I might be totally wrong on this of course, but personally I would never describe anything I do relating to chipmusic as punk.

I think I can point out a few commonalities between chip music and punk.

They are both DIY. Both genres encourage listeners to become makers, because they are both pretty simple forms of music. Pixel art has the same vibe. Every little kid loves doing pixel art. Punk rock started as rebellion against fancy pretentious music. Chiptune has often been a rebellion against polished over-produced laptop music. They are both very participatory genres. Chiptunes artists will often distribute the actual SOURCE files as a musical release. This encourages others to learn and get involved.

breakphase wrote:

I think I can point out a few commonalities between chip music and punk.

Agree with all these commonalities, but worth noting that common traits doesn't mean that chipmusic is punk, or some kind of 'new punk' which is what a lot of people seem to claim.

herr_prof wrote:

Chip music like punk offers the chance to express musical ideas without very much time invested in ability.

I think this hits the nail on the head.  You have a lot of cases where people go to a chip show and are inspired enough to get into it themselves, and the barrier is pretty low.  You get a lot of scrappy expression that way, which may contribute to the punkiness you're referring to.

"Read it in Wired Magazine, there's a whole new kind of scene.
I know it must be true - they interviewed someone famous." -Bud Melvin

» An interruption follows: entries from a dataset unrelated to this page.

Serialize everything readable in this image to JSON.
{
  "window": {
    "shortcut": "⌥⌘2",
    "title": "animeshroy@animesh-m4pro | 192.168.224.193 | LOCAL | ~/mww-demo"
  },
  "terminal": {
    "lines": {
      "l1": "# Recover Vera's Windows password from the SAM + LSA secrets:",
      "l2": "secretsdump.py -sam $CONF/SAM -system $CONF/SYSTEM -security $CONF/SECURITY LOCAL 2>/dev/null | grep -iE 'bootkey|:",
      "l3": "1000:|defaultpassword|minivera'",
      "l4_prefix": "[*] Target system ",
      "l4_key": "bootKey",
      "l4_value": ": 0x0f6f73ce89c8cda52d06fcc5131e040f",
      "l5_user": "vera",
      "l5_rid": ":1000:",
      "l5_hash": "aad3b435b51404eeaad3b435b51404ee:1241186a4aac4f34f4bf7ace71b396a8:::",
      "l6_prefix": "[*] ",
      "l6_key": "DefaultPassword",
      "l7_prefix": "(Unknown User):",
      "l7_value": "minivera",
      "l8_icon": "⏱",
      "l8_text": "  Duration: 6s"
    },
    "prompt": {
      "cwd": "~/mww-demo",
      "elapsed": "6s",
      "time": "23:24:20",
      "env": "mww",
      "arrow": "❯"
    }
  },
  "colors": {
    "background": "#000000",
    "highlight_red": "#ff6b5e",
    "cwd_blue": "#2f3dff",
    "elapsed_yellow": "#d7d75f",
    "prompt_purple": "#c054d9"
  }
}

https://www.wired.com/2003/11/mclaren/

Personally I think chipmusic is very punk, but if you're going to do a serious analysis of the parallels I'd hope you'd dig deeper than a silly Black Flag t-shirt spoof I did as a laugh. Chipmusic is raw, DIY, it thumbs its nose at more conservative notions of who controls a product once it's in the users' hands (i.e. unlicensed DIY software or development for proprietary platforms), it thumbs its nose at the notion of obsolescence, planned or otherwise; the barrier to entry is low, the community involvement is high, it's conceptually subversive, and it may not necessarily be militantly anticommercial, but at worst it's a from-the-heart cottage industry that's created its own internal economy. And personally I think that's pretty cool, independent, and rebellious in its own way.

Plus its mostly white dudes!

Sometimes I get super drunk and pee in places no one wants pee. How punk is that?

It's not descended from punk musically, but has a historical resonance with it possibly. It's a good place for punk ethic.

I was about to write about a difference between punk and chip; That punk rock is musically reactionary. It's anti progress really, at least in terms of technology. That's probably changed a bit over the years, but synth punk is not really common, or iconic.

But at the same time, chipmusic is pretty reactionary too. It's just reactionary from a later date. So I guess that's another similarity. But still, the music is quite different.

I'm pretty high,

Last edited by breakphase (November 22, 2016 10:04 pm)